Segment Open
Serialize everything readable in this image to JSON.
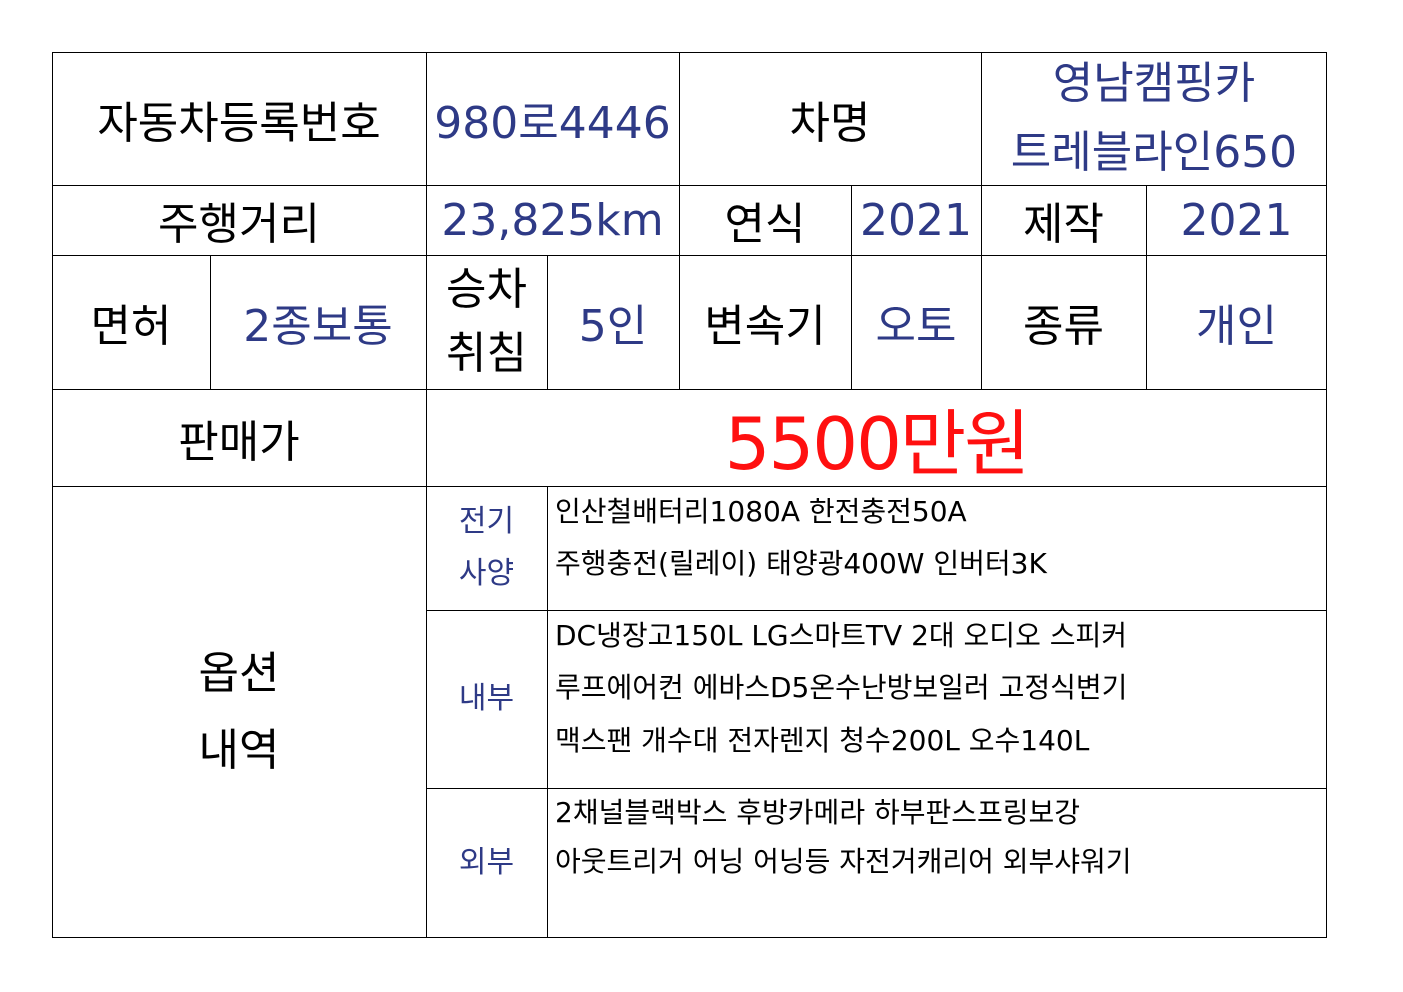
{
  "row1": {
    "reg_label": "자동차등록번호",
    "reg_value": "980로4446",
    "name_label": "차명",
    "name_value_line1": "영남캠핑카",
    "name_value_line2": "트레블라인650"
  },
  "row2": {
    "mileage_label": "주행거리",
    "mileage_value": "23,825km",
    "year_label": "연식",
    "year_value": "2021",
    "make_label": "제작",
    "make_value": "2021"
  },
  "row3": {
    "license_label": "면허",
    "license_value": "2종보통",
    "seat_label_line1": "승차",
    "seat_label_line2": "취침",
    "seat_value": "5인",
    "trans_label": "변속기",
    "trans_value": "오토",
    "type_label": "종류",
    "type_value": "개인"
  },
  "row4": {
    "price_label": "판매가",
    "price_value": "5500만원"
  },
  "options": {
    "label_line1": "옵션",
    "label_line2": "내역",
    "electric": {
      "label_line1": "전기",
      "label_line2": "사양",
      "lines": [
        "인산철배터리1080A 한전충전50A",
        "주행충전(릴레이) 태양광400W 인버터3K"
      ]
    },
    "interior": {
      "label": "내부",
      "lines": [
        "DC냉장고150L LG스마트TV 2대 오디오 스피커",
        "루프에어컨 에바스D5온수난방보일러 고정식변기",
        "맥스팬 개수대 전자렌지 청수200L 오수140L"
      ]
    },
    "exterior": {
      "label": "외부",
      "lines": [
        "2채널블랙박스 후방카메라 하부판스프링보강",
        "아웃트리거 어닝 어닝등 자전거캐리어 외부샤워기"
      ]
    }
  },
  "colors": {
    "value_text": "#2e3a86",
    "price_text": "#ff1010",
    "border": "#000000"
  }
}
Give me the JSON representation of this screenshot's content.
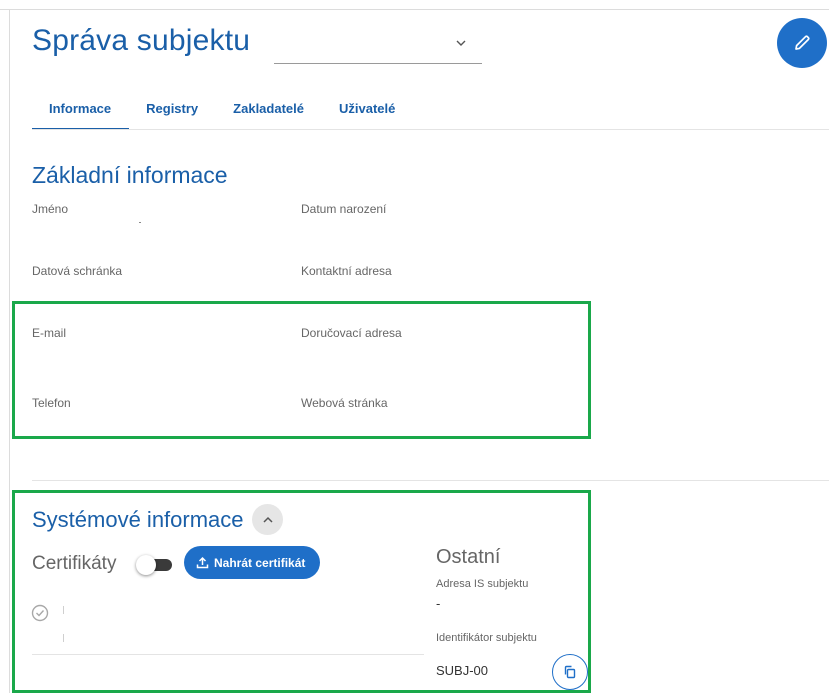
{
  "header": {
    "title": "Správa subjektu",
    "subject_select_value": "",
    "edit_icon": "pencil-icon"
  },
  "tabs": [
    {
      "label": "Informace",
      "active": true
    },
    {
      "label": "Registry",
      "active": false
    },
    {
      "label": "Zakladatelé",
      "active": false
    },
    {
      "label": "Uživatelé",
      "active": false
    }
  ],
  "basic_info": {
    "title": "Základní informace",
    "fields": {
      "name": "Jméno",
      "birth_date": "Datum narození",
      "data_box": "Datová schránka",
      "contact_address": "Kontaktní adresa",
      "email": "E-mail",
      "delivery_address": "Doručovací adresa",
      "phone": "Telefon",
      "website": "Webová stránka"
    }
  },
  "system_info": {
    "title": "Systémové informace",
    "collapse_icon": "chevron-up-icon",
    "certificates_label": "Certifikáty",
    "certificates_toggle_on": false,
    "upload_button": "Nahrát certifikát",
    "other": {
      "title": "Ostatní",
      "is_address_label": "Adresa IS subjektu",
      "is_address_value": "-",
      "subject_id_label": "Identifikátor subjektu",
      "subject_id_value": "SUBJ-00"
    }
  },
  "colors": {
    "primary": "#1f6fc8",
    "title_blue": "#1a5fa8",
    "highlight_green": "#1aa84a"
  }
}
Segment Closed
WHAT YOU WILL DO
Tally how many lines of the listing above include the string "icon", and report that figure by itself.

RESPONSE
2